START Listed entries

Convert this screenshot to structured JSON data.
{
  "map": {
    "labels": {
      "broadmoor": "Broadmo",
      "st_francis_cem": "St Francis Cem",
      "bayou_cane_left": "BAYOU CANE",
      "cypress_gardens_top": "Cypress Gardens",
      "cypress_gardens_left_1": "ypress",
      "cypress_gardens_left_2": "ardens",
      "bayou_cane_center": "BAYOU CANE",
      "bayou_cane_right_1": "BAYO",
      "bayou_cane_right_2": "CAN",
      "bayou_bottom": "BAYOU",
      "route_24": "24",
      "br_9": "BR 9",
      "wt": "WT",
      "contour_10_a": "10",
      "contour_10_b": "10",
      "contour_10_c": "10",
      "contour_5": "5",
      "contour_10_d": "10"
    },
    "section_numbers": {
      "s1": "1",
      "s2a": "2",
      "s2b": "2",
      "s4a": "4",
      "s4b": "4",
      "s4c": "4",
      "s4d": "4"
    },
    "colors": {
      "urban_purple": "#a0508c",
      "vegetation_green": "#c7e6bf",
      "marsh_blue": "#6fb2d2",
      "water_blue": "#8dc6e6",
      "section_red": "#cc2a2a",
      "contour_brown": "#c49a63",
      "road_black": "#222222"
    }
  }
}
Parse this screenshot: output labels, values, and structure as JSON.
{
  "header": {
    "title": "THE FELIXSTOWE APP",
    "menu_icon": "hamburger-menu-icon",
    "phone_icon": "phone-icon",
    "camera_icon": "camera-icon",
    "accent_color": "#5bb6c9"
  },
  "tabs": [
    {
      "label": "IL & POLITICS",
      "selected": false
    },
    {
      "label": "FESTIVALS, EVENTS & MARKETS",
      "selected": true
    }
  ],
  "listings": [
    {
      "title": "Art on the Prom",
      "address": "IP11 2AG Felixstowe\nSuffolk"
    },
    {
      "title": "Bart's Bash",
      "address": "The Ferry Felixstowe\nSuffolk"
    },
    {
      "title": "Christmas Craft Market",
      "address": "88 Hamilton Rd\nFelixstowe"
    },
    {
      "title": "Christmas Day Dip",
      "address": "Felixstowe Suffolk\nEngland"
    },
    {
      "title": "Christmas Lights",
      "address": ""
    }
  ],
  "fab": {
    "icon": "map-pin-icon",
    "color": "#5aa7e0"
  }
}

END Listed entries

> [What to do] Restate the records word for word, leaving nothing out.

> [Your solution]
Convert this screenshot to structured JSON data.
{
  "map": {
    "labels": {
      "broadmoor": "Broadmo",
      "st_francis_cem": "St Francis Cem",
      "bayou_cane_left": "BAYOU CANE",
      "cypress_gardens_top": "Cypress Gardens",
      "cypress_gardens_left_1": "ypress",
      "cypress_gardens_left_2": "ardens",
      "bayou_cane_center": "BAYOU CANE",
      "bayou_cane_right_1": "BAYO",
      "bayou_cane_right_2": "CAN",
      "bayou_bottom": "BAYOU",
      "route_24": "24",
      "br_9": "BR 9",
      "wt": "WT",
      "contour_10_a": "10",
      "contour_10_b": "10",
      "contour_10_c": "10",
      "contour_5": "5",
      "contour_10_d": "10"
    },
    "section_numbers": {
      "s1": "1",
      "s2a": "2",
      "s2b": "2",
      "s4a": "4",
      "s4b": "4",
      "s4c": "4",
      "s4d": "4"
    },
    "colors": {
      "urban_purple": "#a0508c",
      "vegetation_green": "#c7e6bf",
      "marsh_blue": "#6fb2d2",
      "water_blue": "#8dc6e6",
      "section_red": "#cc2a2a",
      "contour_brown": "#c49a63",
      "road_black": "#222222"
    }
  }
}
Parse this screenshot: output labels, values, and structure as JSON.
{
  "header": {
    "title": "THE FELIXSTOWE APP",
    "menu_icon": "hamburger-menu-icon",
    "phone_icon": "phone-icon",
    "camera_icon": "camera-icon",
    "accent_color": "#5bb6c9"
  },
  "tabs": [
    {
      "label": "IL & POLITICS",
      "selected": false
    },
    {
      "label": "FESTIVALS, EVENTS & MARKETS",
      "selected": true
    }
  ],
  "listings": [
    {
      "title": "Art on the Prom",
      "address": "IP11 2AG Felixstowe\nSuffolk"
    },
    {
      "title": "Bart's Bash",
      "address": "The Ferry Felixstowe\nSuffolk"
    },
    {
      "title": "Christmas Craft Market",
      "address": "88 Hamilton Rd\nFelixstowe"
    },
    {
      "title": "Christmas Day Dip",
      "address": "Felixstowe Suffolk\nEngland"
    },
    {
      "title": "Christmas Lights",
      "address": ""
    }
  ],
  "fab": {
    "icon": "map-pin-icon",
    "color": "#5aa7e0"
  }
}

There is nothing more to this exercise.